NORMAN — The education cluster in and around Norman is key to the city’s ability to attract quality jobs to the area, Oklahoma Secretary of Commerce Larry Parman said.
Parman and several other regional and local experts spoke on economic development Thursday during the 2014 Economic Development Summit at Embassy Suites in Norman.
The University of Oklahoma, Norman’s high-quality public schools and the proximity of area training and education centers such as Moore Norman Technology Center make the city a draw for economy builders who want an educated work force and high quality of life, Parman said.
Parman was the keynote speaker at the summit, which is an annual event hosted by the Norman Economic Development Coalition.

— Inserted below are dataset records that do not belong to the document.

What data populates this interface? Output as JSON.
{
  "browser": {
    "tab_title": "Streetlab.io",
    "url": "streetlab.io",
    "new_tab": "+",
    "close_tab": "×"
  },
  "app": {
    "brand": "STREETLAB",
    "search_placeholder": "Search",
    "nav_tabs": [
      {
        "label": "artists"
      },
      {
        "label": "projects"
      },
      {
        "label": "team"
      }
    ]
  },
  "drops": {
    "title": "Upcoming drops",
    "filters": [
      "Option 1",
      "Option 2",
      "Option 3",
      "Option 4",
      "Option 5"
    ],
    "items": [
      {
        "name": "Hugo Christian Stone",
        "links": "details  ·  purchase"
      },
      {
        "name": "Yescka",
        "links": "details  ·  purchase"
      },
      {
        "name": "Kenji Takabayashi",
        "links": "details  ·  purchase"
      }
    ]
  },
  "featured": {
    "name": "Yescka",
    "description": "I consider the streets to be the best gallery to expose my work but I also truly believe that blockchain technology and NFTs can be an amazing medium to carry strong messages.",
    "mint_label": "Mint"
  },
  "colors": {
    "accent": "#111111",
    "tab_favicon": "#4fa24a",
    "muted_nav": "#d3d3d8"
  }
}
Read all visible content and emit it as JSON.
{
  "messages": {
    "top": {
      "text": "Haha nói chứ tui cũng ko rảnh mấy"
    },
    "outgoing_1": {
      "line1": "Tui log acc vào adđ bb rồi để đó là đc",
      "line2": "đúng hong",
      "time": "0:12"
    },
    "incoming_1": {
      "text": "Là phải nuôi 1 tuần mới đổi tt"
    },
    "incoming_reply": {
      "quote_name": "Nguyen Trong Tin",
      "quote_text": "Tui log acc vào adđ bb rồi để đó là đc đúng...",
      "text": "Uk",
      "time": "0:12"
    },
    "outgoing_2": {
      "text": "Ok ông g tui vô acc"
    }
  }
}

Other speakers included Stuart Graham, vice president of CB Richard Ellis. Graham spoke about trends in the retail market for the Oklahoma City metro area, which includes Norman.
Graham said with the University North Park Corporate Centre and Industrial Park coming online soon, businesses will be drawn to the area. Having building sites ready to go next to OU’s Max Westheimer Airport creates an easy choice for businesses looking for a new home.
“You’re going to start to have larger corporations like GE coming to Norman now that the product is available,” Graham said of the business park.
Both Graham and Parman said competition is steep for businesses that bring jobs to a location. That means there are some highly subsidized markets out there.
Parman said there are two essential theories in how to compete for businesses that are job creators.
One is to be a magnet. While high quality of life, an educated work force and low cost of living are desirable elements, policy creates a further draw.
Highly regulated states and cities with high taxes have to use the alternative: they buy businesses through the use of incentives.